Negative Pressure Wound Therapy (NPWT)
Negative-pressure wound therapy (NPWT) is a therapeutic technique using a vacuum dressing to promote healing in acute or chronic wounds and enhance healing of first and second degree burns. The therapy involves the controlled application of sub-atmospheric pressure to the local wound environment,using a sealed wound dressing connected to a vacuum pump.
Medicare Information and Qualifications:
A Negative Pressure Wound Therapy pump and supplies are covered by Medicare when either criterion A or B is met:
A) Ulcers and Wounds in the Home Setting:
The beneficiary has a chronic Stage III or IV pressure ulcer, neuropathic (for example, diabetic) ulcer, venous or arterial insufficiency ulcer, or a chronic (being present for at least 30 days) ulcer of mixed etiology. A complete wound therapy program described by criterion 1 and criteria 2, 3, or 4, as applicable depending on the type of wound, must have been tried or considered and ruled out prior to application of NPWT.
1. For all ulcers or wounds, the following components of a wound therapy program must include a minimum of all of the following general measures, which should either be addressed, applied, or considered and ruled out prior to application of NPWT:
- Documentation in the beneficiary’s medical record of evaluation, care, and wound measurements by a licensed medical professional, and
- Application of dressings to maintain a moist wound environment, and
- Debridement of necrotic tissue if present, and
- Evaluation of and provision for adequate nutritional status.
2. For Stage III or IV pressure ulcers:
- The beneficiary has been appropriately turned and positioned, and
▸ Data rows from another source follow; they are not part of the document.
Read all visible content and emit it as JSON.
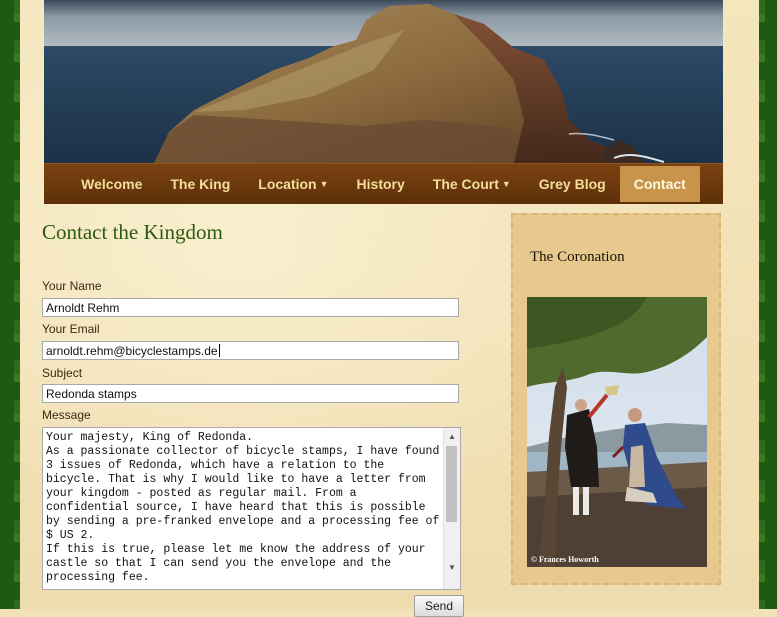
{
  "nav": {
    "items": [
      {
        "label": "Welcome",
        "dropdown": false
      },
      {
        "label": "The King",
        "dropdown": false
      },
      {
        "label": "Location",
        "dropdown": true
      },
      {
        "label": "History",
        "dropdown": false
      },
      {
        "label": "The Court",
        "dropdown": true
      },
      {
        "label": "Grey Blog",
        "dropdown": false
      },
      {
        "label": "Contact",
        "dropdown": false,
        "active": true
      }
    ]
  },
  "main": {
    "title": "Contact the Kingdom",
    "form": {
      "name_label": "Your Name",
      "name_value": "Arnoldt Rehm",
      "email_label": "Your Email",
      "email_value": "arnoldt.rehm@bicyclestamps.de",
      "subject_label": "Subject",
      "subject_value": "Redonda stamps",
      "message_label": "Message",
      "message_value": "Your majesty, King of Redonda.\nAs a passionate collector of bicycle stamps, I have found 3 issues of Redonda, which have a relation to the bicycle. That is why I would like to have a letter from your kingdom - posted as regular mail. From a confidential source, I have heard that this is possible by sending a pre-franked envelope and a processing fee of $ US 2.\nIf this is true, please let me know the address of your castle so that I can send you the envelope and the processing fee.",
      "send_label": "Send"
    }
  },
  "sidebar": {
    "title": "The Coronation",
    "photo_credit": "© Frances Howorth"
  },
  "colors": {
    "nav_bg": "#6a380c",
    "nav_text": "#f4df9a",
    "nav_active": "#c8934b",
    "title": "#2d5a12",
    "page_bg": "#f1e2b8",
    "sidebar_bg": "#e8c98d",
    "edge": "#1f5a12"
  }
}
- The beneficiary has used a group 2 or 3 support surface for pressure ulcers on the posterior trunk or pelvis (see LCDs on support surfaces),
- The beneficiary’s moisture and incontinence have been appropriately managed.
3. For neuropathic (for example, diabetic) ulcers:
- The beneficiary has been on a comprehensive diabetic management program, and
- Reduction in pressure on a foot ulcer has been accomplished with appropriate modalities.
4. For venous insufficiency ulcers:
- Compression bandages and/or garments have been consistently applied, and
- Leg elevation and ambulation have been encouraged.
B) Ulcers and Wounds Encountered in an Inpatient Setting:
1. An ulcer or wound (described under A above) is encountered in the inpatient setting and, after wound treatments described under A-1 through A-4 have been tried or considered and ruled out, NPWT is initiated because it is considered in the judgment of the treating physician, the best available treatment option.
2. The beneficiary has complications of a surgically created wound or a traumatic wound where there is documentation of the medical necessity for accelerated formation of granulation tissue which cannot be achieved by other available topical wound treatments (for example, other conditions of the beneficiary that will not allow for healing times achievable with other topical wound treatments).
In either situation B-1 or B-2, NPWT will be covered when treatment is ordered to continue beyond discharge to the home setting.
If criterion A or B above is not met, the NPWT pump and supplies will be denied as not reasonable and necessary.